• [Exercise objective]: When a line of the entries contains "Desvanecer", please list that line.

• [Element data from apps and pages]:
---

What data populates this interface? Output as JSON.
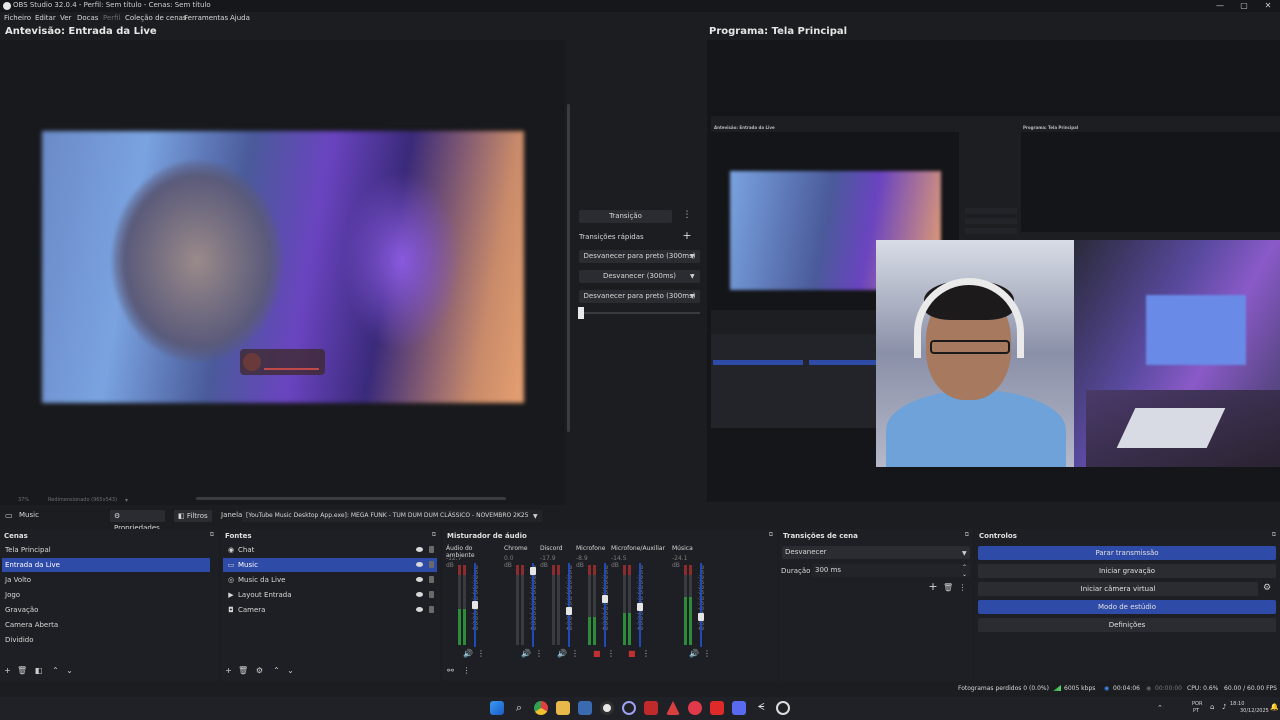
{
  "window": {
    "title": "OBS Studio 32.0.4 - Perfil: Sem título - Cenas: Sem título",
    "controls": [
      "—",
      "▢",
      "✕"
    ]
  },
  "menu": [
    "Ficheiro",
    "Editar",
    "Ver",
    "Docas",
    "Perfil",
    "Coleção de cenas",
    "Ferramentas",
    "Ajuda"
  ],
  "preview": {
    "title": "Antevisão: Entrada da Live",
    "zoom": "37%",
    "resize": "Redimensionado (965x543)"
  },
  "program": {
    "title": "Programa: Tela Principal",
    "mini_preview_title": "Antevisão: Entrada da Live",
    "mini_program_title": "Programa: Tela Principal"
  },
  "transitions_center": {
    "transition_button": "Transição",
    "quick_label": "Transições rápidas",
    "quick_items": [
      "Desvanecer para preto (300ms)",
      "Desvanecer (300ms)",
      "Desvanecer para preto (300ms)"
    ]
  },
  "source_toolbar": {
    "source_name": "Music",
    "properties": "Propriedades",
    "filters": "Filtros",
    "window_label": "Janela",
    "window_value": "[YouTube Music Desktop App.exe]: MEGA FUNK - TUM DUM DUM CLÁSSICO - NOVEMBRO 2K25"
  },
  "scenes": {
    "title": "Cenas",
    "items": [
      "Tela Principal",
      "Entrada da Live",
      "Ja Volto",
      "Jogo",
      "Gravação",
      "Camera Aberta",
      "Dividido"
    ],
    "selected": "Entrada da Live"
  },
  "sources": {
    "title": "Fontes",
    "items": [
      {
        "label": "Chat",
        "icon": "browser-icon"
      },
      {
        "label": "Music",
        "icon": "window-capture-icon"
      },
      {
        "label": "Music da Live",
        "icon": "media-icon"
      },
      {
        "label": "Layout Entrada",
        "icon": "image-icon"
      },
      {
        "label": "Camera",
        "icon": "camera-icon"
      }
    ],
    "selected": "Music"
  },
  "mixer": {
    "title": "Misturador de áudio",
    "channels": [
      {
        "name": "Áudio do ambiente",
        "db": "-12.7 dB",
        "level": 0.45,
        "fader": 0.55,
        "muted": false
      },
      {
        "name": "Chrome",
        "db": "0.0 dB",
        "level": 0.0,
        "fader": 0.95,
        "muted": false
      },
      {
        "name": "Discord",
        "db": "-17.9 dB",
        "level": 0.0,
        "fader": 0.48,
        "muted": false
      },
      {
        "name": "Microfone",
        "db": "-8.9 dB",
        "level": 0.35,
        "fader": 0.62,
        "muted": true
      },
      {
        "name": "Microfone/Auxiliar",
        "db": "-14.5 dB",
        "level": 0.4,
        "fader": 0.52,
        "muted": true
      },
      {
        "name": "Música",
        "db": "-24.1 dB",
        "level": 0.6,
        "fader": 0.4,
        "muted": false
      }
    ],
    "scale": [
      "0",
      "-5",
      "-10",
      "-15",
      "-20",
      "-25",
      "-30",
      "-35",
      "-40",
      "-45",
      "-50",
      "-55",
      "-60"
    ]
  },
  "scene_transitions": {
    "title": "Transições de cena",
    "type": "Desvanecer",
    "duration_label": "Duração",
    "duration_value": "300 ms"
  },
  "controls": {
    "title": "Controlos",
    "buttons": [
      "Parar transmissão",
      "Iniciar gravação",
      "Iniciar câmera virtual",
      "Modo de estúdio",
      "Definições"
    ]
  },
  "status": {
    "dropped": "Fotogramas perdidos 0 (0.0%)",
    "bitrate": "6005 kbps",
    "live_time": "00:04:06",
    "rec_time": "00:00:00",
    "cpu": "CPU: 0.6%",
    "fps": "60.00 / 60.00 FPS"
  },
  "taskbar": {
    "lang_top": "POR",
    "lang_bottom": "PT",
    "time": "18:10",
    "date": "30/12/2025"
  },
  "colors": {
    "accent": "#2f4ba8",
    "background": "#1c1d21",
    "panel": "#1e1f24"
  }
}
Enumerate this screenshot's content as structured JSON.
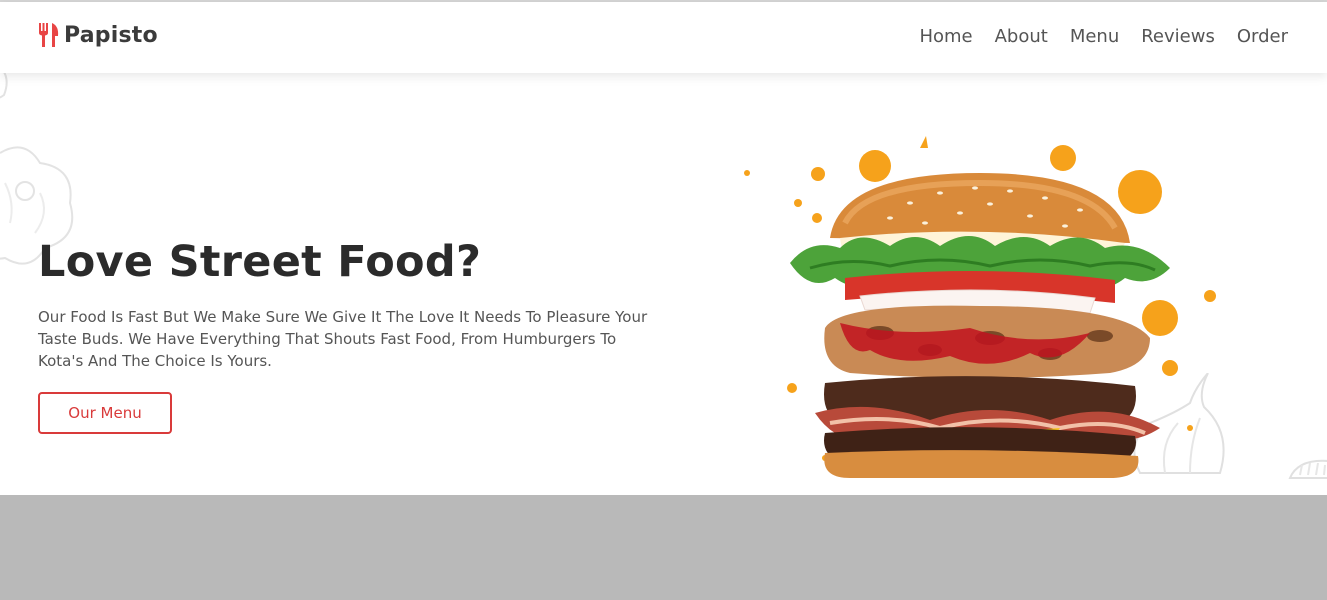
{
  "brand": {
    "name": "Papisto",
    "icon": "utensils-icon",
    "accent": "#e84545"
  },
  "nav": {
    "items": [
      {
        "label": "Home"
      },
      {
        "label": "About"
      },
      {
        "label": "Menu"
      },
      {
        "label": "Reviews"
      },
      {
        "label": "Order"
      }
    ]
  },
  "hero": {
    "title": "Love Street Food?",
    "description": "Our Food Is Fast But We Make Sure We Give It The Love It Needs To Pleasure Your Taste Buds. We Have Everything That Shouts Fast Food, From Humburgers To Kota's And The Choice Is Yours.",
    "cta_label": "Our Menu",
    "image": "burger-image"
  },
  "colors": {
    "accent": "#d93a3a",
    "splash": "#f6a21b",
    "footer": "#b9b9b9"
  }
}
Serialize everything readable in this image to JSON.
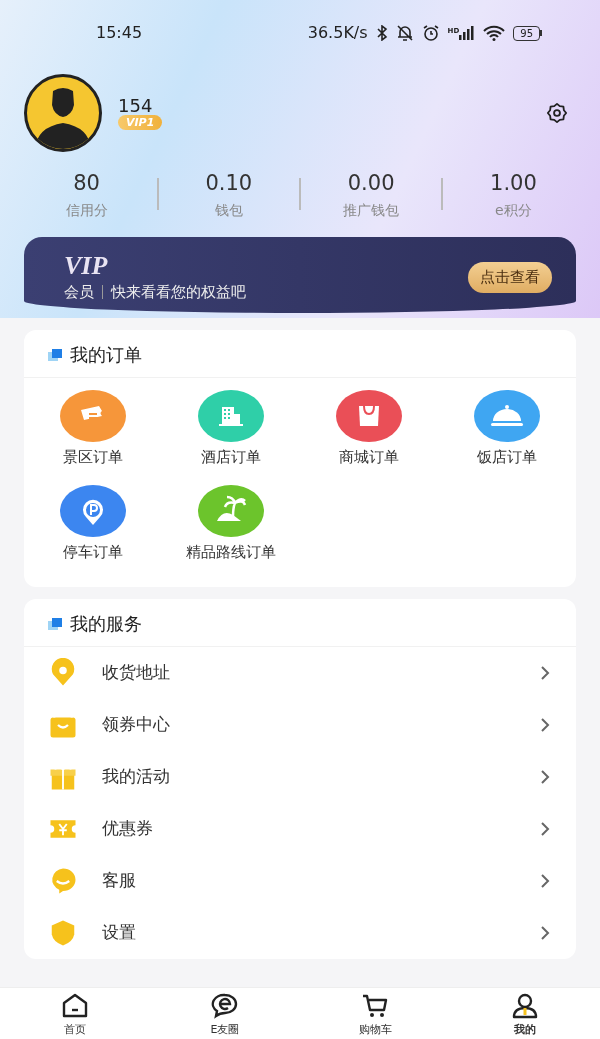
{
  "status_bar": {
    "time": "15:45",
    "speed": "36.5K/s",
    "signal_tag": "HD",
    "battery": "95"
  },
  "profile": {
    "name": "154",
    "vip_badge": "VIP1"
  },
  "stats": [
    {
      "value": "80",
      "label": "信用分"
    },
    {
      "value": "0.10",
      "label": "钱包"
    },
    {
      "value": "0.00",
      "label": "推广钱包"
    },
    {
      "value": "1.00",
      "label": "e积分"
    }
  ],
  "vip_banner": {
    "title": "VIP",
    "tag": "会员",
    "text": "快来看看您的权益吧",
    "button": "点击查看"
  },
  "orders": {
    "title": "我的订单",
    "items": [
      {
        "label": "景区订单",
        "color": "#f6963a"
      },
      {
        "label": "酒店订单",
        "color": "#2fcfa8"
      },
      {
        "label": "商城订单",
        "color": "#ea4f57"
      },
      {
        "label": "饭店订单",
        "color": "#3fa6f2"
      },
      {
        "label": "停车订单",
        "color": "#3c86f0"
      },
      {
        "label": "精品路线订单",
        "color": "#6cc42c"
      }
    ]
  },
  "services": {
    "title": "我的服务",
    "items": [
      {
        "label": "收货地址"
      },
      {
        "label": "领券中心"
      },
      {
        "label": "我的活动"
      },
      {
        "label": "优惠券"
      },
      {
        "label": "客服"
      },
      {
        "label": "设置"
      }
    ]
  },
  "tab_bar": [
    {
      "label": "首页",
      "selected": false
    },
    {
      "label": "E友圈",
      "selected": false
    },
    {
      "label": "购物车",
      "selected": false
    },
    {
      "label": "我的",
      "selected": true
    }
  ]
}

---

• [Response to the exercise]:
      "Desvanecer para preto (300ms)",
      "Desvanecer (300ms)",
      "Desvanecer para preto (300ms)"
    "type": "Desvanecer",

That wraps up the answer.